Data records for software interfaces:
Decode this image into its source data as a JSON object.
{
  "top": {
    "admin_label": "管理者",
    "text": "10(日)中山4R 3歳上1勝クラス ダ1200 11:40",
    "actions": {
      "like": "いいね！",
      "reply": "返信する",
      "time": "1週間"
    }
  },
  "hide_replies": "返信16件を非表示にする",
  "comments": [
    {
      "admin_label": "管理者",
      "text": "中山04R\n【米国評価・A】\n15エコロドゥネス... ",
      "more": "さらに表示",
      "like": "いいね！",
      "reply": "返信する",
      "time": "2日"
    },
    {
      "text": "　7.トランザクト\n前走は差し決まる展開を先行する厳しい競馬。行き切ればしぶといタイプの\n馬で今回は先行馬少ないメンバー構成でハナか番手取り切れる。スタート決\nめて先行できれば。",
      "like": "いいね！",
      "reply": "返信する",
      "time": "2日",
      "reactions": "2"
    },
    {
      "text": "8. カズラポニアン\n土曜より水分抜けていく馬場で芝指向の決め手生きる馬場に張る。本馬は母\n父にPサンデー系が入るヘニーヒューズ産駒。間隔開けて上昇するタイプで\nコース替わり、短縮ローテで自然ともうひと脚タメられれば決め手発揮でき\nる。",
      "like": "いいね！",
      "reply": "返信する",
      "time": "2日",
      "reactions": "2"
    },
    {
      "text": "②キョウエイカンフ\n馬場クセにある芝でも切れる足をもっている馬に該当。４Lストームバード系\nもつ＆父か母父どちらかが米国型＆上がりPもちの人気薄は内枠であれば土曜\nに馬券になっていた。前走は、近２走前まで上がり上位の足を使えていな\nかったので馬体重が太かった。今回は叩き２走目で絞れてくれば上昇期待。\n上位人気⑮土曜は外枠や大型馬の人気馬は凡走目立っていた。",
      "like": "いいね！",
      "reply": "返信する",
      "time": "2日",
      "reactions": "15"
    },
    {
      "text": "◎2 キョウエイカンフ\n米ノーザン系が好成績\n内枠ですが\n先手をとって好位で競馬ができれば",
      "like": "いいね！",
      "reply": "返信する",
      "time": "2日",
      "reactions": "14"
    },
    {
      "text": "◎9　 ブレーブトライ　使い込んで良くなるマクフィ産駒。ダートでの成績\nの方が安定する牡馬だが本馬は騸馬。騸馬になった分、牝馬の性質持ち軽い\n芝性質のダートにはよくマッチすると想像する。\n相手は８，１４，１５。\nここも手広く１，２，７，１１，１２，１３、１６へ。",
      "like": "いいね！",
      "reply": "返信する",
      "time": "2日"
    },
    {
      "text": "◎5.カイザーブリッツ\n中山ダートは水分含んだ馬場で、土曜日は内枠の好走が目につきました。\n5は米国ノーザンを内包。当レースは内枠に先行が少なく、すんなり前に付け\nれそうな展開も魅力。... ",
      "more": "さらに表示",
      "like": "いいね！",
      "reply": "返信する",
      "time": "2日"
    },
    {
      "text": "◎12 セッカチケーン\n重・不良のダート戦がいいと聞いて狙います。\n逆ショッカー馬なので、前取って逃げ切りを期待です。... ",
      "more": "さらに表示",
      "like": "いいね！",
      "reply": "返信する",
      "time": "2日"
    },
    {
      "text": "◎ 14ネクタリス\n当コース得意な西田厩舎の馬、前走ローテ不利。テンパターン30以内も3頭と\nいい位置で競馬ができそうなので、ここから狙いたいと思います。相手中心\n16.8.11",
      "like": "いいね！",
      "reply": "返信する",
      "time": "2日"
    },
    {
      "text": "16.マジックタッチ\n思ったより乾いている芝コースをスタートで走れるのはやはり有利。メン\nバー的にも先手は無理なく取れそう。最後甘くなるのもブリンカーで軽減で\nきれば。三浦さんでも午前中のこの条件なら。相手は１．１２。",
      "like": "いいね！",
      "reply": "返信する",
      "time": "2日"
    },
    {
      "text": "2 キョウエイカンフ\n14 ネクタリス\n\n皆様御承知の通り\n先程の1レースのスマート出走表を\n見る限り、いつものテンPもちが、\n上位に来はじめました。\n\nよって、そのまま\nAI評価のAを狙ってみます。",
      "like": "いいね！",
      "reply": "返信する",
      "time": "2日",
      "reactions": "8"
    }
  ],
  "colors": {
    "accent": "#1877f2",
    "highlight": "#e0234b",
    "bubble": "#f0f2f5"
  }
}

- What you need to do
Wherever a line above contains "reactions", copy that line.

- Answer section
      "reactions": "2"
      "reactions": "2"
      "reactions": "15"
      "reactions": "14"
      "reactions": "8"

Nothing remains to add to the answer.